Ananclavardhana says that only people who have an insight into the cleeper layer of meaning colnprehend the innerltost essence of poetry. AbhinavagLlpta's definition of sabrdaya is too well known to be recounted here. However, it is Jagannatha Pandita who specifically defines beauty as that which callses such aesthetic experience, thereby linking the objective concept with its subiective counterpart in an unambigtrolls utanner. Jagannzltha defines poetry as ramartlyafiba' praclipadakctb Sabdcr the 'word which expfesses bear-rtiful sense.
This qr. T-aclitiott being supra-mundane, in his view, is a class attribr-rte eatiuisesa existing in this bliss. In other words, according to Jagann"atha, bliss is of two varieties, viz. Jagannatha arso rnaintains that this supra-rnundane joy is called carnairkara. It is causecl by,bbauana, or aesthetic contemplation, which consists of engagement with a work of aft again and again punabpunaranusanclbanatma.
Jagannatha, like AbhinavagLrpra, asserts that the aesthetic deright is- qualitatively different fiom orclinary forms of pleasure. This he illustrates with the exampres of the pleasure when one hears utterances like putraste jatal2 ,A son is born to you, ancl dbanani te dasyarui 'I shall give you. These are alr instances of perso. Though Jagannitha cloes not explicitly say so, it is eviclent that he has in n-rincl the process of sadb a rantkaranh ntentioned by Brrattanayaka ancr Abiinavagurpta in the context of Rasasuitda, by rneans of which, every personar elenrent in rasa is eliminated.
The word, 'camatkara'used byJagannatha to explain aesthetic delight has been explained by Abhinavaglrpra in cletail in the Abbinauabbarati.
To quote Abhinava, This for. Tr'te w or ci' c ama kara,, i ncreecr pr operly r rrreans tlre action being clone by a tasting subject canrutab kiranam , in other words, by one who is immersed in tl-re vibration spanda of rnarvellous enjoyme nt adbbil. It may be tr-ror,rgrrt of either as a form of mental cog;nition manasddbyauisayd consisting of a direct experience, or of imagination , sarhiarpa or of remerrbrance, which nevertheless is manifestecl in a manner clifferent frorn its ordinary natule.
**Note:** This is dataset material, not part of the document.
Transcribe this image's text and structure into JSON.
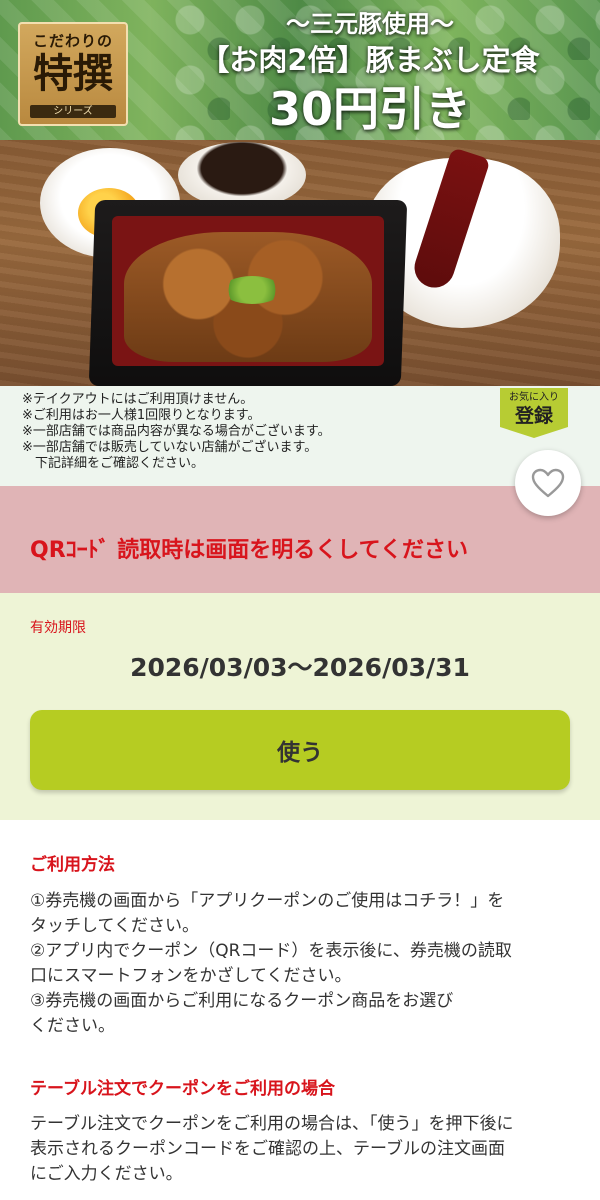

Raiertdran 'I'hus,itcanbeseenthatJagannitha,whenclefiningbeallty' wasactuallyusingtheterminologyofrasatoclescribeitsf. However, they catttion that poetry is. Ananclavardhana, finally, articLllates art of t"u. True chann only two or thf,-art of suggestion.